### What to work on
Give the entries again, exactly as written.

### Given information
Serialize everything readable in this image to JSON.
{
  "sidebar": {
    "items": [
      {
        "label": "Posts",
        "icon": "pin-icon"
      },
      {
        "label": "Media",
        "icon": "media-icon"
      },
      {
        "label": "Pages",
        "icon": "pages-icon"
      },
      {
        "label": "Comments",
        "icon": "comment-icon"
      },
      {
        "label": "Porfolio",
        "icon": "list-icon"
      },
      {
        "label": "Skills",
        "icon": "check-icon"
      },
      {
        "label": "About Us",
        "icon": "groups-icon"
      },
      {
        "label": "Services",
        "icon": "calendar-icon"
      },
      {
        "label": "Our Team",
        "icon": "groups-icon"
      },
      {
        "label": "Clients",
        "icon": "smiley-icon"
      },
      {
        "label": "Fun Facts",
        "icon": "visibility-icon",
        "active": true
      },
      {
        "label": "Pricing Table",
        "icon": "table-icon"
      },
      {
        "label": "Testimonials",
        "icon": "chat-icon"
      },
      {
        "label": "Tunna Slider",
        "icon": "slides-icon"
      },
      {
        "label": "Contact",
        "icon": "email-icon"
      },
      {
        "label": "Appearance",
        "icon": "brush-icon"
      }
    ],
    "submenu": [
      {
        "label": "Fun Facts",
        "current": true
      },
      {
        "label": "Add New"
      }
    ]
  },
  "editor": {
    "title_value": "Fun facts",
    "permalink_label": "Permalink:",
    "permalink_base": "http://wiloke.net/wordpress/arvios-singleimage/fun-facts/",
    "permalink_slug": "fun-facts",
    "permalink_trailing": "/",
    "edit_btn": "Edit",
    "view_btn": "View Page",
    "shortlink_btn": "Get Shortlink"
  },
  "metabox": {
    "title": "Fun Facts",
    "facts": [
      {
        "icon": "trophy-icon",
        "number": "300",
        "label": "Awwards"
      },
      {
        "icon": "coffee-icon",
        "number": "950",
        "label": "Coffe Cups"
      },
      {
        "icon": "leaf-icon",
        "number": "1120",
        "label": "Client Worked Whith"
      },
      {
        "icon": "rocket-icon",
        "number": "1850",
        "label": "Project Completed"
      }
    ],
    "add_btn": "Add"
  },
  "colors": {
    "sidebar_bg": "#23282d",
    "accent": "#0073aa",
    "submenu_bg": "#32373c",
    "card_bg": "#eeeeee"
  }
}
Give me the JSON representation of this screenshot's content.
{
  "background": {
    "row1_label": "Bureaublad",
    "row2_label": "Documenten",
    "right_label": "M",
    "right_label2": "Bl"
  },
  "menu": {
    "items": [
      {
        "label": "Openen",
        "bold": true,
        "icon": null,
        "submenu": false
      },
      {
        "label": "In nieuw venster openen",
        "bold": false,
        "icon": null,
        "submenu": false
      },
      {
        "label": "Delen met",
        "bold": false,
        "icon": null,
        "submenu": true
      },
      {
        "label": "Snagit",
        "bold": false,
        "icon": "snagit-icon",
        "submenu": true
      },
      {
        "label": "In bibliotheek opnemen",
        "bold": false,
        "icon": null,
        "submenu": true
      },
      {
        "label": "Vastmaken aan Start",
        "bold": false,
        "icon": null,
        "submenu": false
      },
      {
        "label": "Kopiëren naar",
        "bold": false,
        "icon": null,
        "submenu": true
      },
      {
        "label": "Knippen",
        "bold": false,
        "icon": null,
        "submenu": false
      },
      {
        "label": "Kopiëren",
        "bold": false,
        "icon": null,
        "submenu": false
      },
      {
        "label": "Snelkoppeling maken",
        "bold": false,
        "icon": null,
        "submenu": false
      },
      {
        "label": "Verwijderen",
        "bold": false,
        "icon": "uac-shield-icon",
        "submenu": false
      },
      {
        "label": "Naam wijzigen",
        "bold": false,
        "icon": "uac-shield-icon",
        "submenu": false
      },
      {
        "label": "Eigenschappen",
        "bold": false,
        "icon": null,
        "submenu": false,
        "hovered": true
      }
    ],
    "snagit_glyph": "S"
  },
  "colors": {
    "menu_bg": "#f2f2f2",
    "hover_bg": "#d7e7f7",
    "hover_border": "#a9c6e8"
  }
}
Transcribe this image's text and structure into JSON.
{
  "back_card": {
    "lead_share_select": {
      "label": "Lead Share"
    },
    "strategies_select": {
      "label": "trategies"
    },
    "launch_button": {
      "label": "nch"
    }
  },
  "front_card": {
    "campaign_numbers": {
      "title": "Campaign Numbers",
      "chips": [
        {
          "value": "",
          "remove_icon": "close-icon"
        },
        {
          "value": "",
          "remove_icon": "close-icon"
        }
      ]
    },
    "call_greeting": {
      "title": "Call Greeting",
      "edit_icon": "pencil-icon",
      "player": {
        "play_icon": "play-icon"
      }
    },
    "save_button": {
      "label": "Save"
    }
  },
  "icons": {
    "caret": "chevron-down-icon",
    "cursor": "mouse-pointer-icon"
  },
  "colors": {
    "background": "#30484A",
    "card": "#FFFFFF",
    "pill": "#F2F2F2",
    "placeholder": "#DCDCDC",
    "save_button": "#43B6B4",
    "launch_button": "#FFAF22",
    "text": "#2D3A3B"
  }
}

### Response box
Serialize everything readable in this image to JSON.
{
  "sidebar": {
    "items": [
      {
        "label": "Posts",
        "icon": "pin-icon"
      },
      {
        "label": "Media",
        "icon": "media-icon"
      },
      {
        "label": "Pages",
        "icon": "pages-icon"
      },
      {
        "label": "Comments",
        "icon": "comment-icon"
      },
      {
        "label": "Porfolio",
        "icon": "list-icon"
      },
      {
        "label": "Skills",
        "icon": "check-icon"
      },
      {
        "label": "About Us",
        "icon": "groups-icon"
      },
      {
        "label": "Services",
        "icon": "calendar-icon"
      },
      {
        "label": "Our Team",
        "icon": "groups-icon"
      },
      {
        "label": "Clients",
        "icon": "smiley-icon"
      },
      {
        "label": "Fun Facts",
        "icon": "visibility-icon",
        "active": true
      },
      {
        "label": "Pricing Table",
        "icon": "table-icon"
      },
      {
        "label": "Testimonials",
        "icon": "chat-icon"
      },
      {
        "label": "Tunna Slider",
        "icon": "slides-icon"
      },
      {
        "label": "Contact",
        "icon": "email-icon"
      },
      {
        "label": "Appearance",
        "icon": "brush-icon"
      }
    ],
    "submenu": [
      {
        "label": "Fun Facts",
        "current": true
      },
      {
        "label": "Add New"
      }
    ]
  },
  "editor": {
    "title_value": "Fun facts",
    "permalink_label": "Permalink:",
    "permalink_base": "http://wiloke.net/wordpress/arvios-singleimage/fun-facts/",
    "permalink_slug": "fun-facts",
    "permalink_trailing": "/",
    "edit_btn": "Edit",
    "view_btn": "View Page",
    "shortlink_btn": "Get Shortlink"
  },
  "metabox": {
    "title": "Fun Facts",
    "facts": [
      {
        "icon": "trophy-icon",
        "number": "300",
        "label": "Awwards"
      },
      {
        "icon": "coffee-icon",
        "number": "950",
        "label": "Coffe Cups"
      },
      {
        "icon": "leaf-icon",
        "number": "1120",
        "label": "Client Worked Whith"
      },
      {
        "icon": "rocket-icon",
        "number": "1850",
        "label": "Project Completed"
      }
    ],
    "add_btn": "Add"
  },
  "colors": {
    "sidebar_bg": "#23282d",
    "accent": "#0073aa",
    "submenu_bg": "#32373c",
    "card_bg": "#eeeeee"
  }
}
Give me the JSON representation of this screenshot's content.
{
  "background": {
    "row1_label": "Bureaublad",
    "row2_label": "Documenten",
    "right_label": "M",
    "right_label2": "Bl"
  },
  "menu": {
    "items": [
      {
        "label": "Openen",
        "bold": true,
        "icon": null,
        "submenu": false
      },
      {
        "label": "In nieuw venster openen",
        "bold": false,
        "icon": null,
        "submenu": false
      },
      {
        "label": "Delen met",
        "bold": false,
        "icon": null,
        "submenu": true
      },
      {
        "label": "Snagit",
        "bold": false,
        "icon": "snagit-icon",
        "submenu": true
      },
      {
        "label": "In bibliotheek opnemen",
        "bold": false,
        "icon": null,
        "submenu": true
      },
      {
        "label": "Vastmaken aan Start",
        "bold": false,
        "icon": null,
        "submenu": false
      },
      {
        "label": "Kopiëren naar",
        "bold": false,
        "icon": null,
        "submenu": true
      },
      {
        "label": "Knippen",
        "bold": false,
        "icon": null,
        "submenu": false
      },
      {
        "label": "Kopiëren",
        "bold": false,
        "icon": null,
        "submenu": false
      },
      {
        "label": "Snelkoppeling maken",
        "bold": false,
        "icon": null,
        "submenu": false
      },
      {
        "label": "Verwijderen",
        "bold": false,
        "icon": "uac-shield-icon",
        "submenu": false
      },
      {
        "label": "Naam wijzigen",
        "bold": false,
        "icon": "uac-shield-icon",
        "submenu": false
      },
      {
        "label": "Eigenschappen",
        "bold": false,
        "icon": null,
        "submenu": false,
        "hovered": true
      }
    ],
    "snagit_glyph": "S"
  },
  "colors": {
    "menu_bg": "#f2f2f2",
    "hover_bg": "#d7e7f7",
    "hover_border": "#a9c6e8"
  }
}
Transcribe this image's text and structure into JSON.
{
  "back_card": {
    "lead_share_select": {
      "label": "Lead Share"
    },
    "strategies_select": {
      "label": "trategies"
    },
    "launch_button": {
      "label": "nch"
    }
  },
  "front_card": {
    "campaign_numbers": {
      "title": "Campaign Numbers",
      "chips": [
        {
          "value": "",
          "remove_icon": "close-icon"
        },
        {
          "value": "",
          "remove_icon": "close-icon"
        }
      ]
    },
    "call_greeting": {
      "title": "Call Greeting",
      "edit_icon": "pencil-icon",
      "player": {
        "play_icon": "play-icon"
      }
    },
    "save_button": {
      "label": "Save"
    }
  },
  "icons": {
    "caret": "chevron-down-icon",
    "cursor": "mouse-pointer-icon"
  },
  "colors": {
    "background": "#30484A",
    "card": "#FFFFFF",
    "pill": "#F2F2F2",
    "placeholder": "#DCDCDC",
    "save_button": "#43B6B4",
    "launch_button": "#FFAF22",
    "text": "#2D3A3B"
  }
}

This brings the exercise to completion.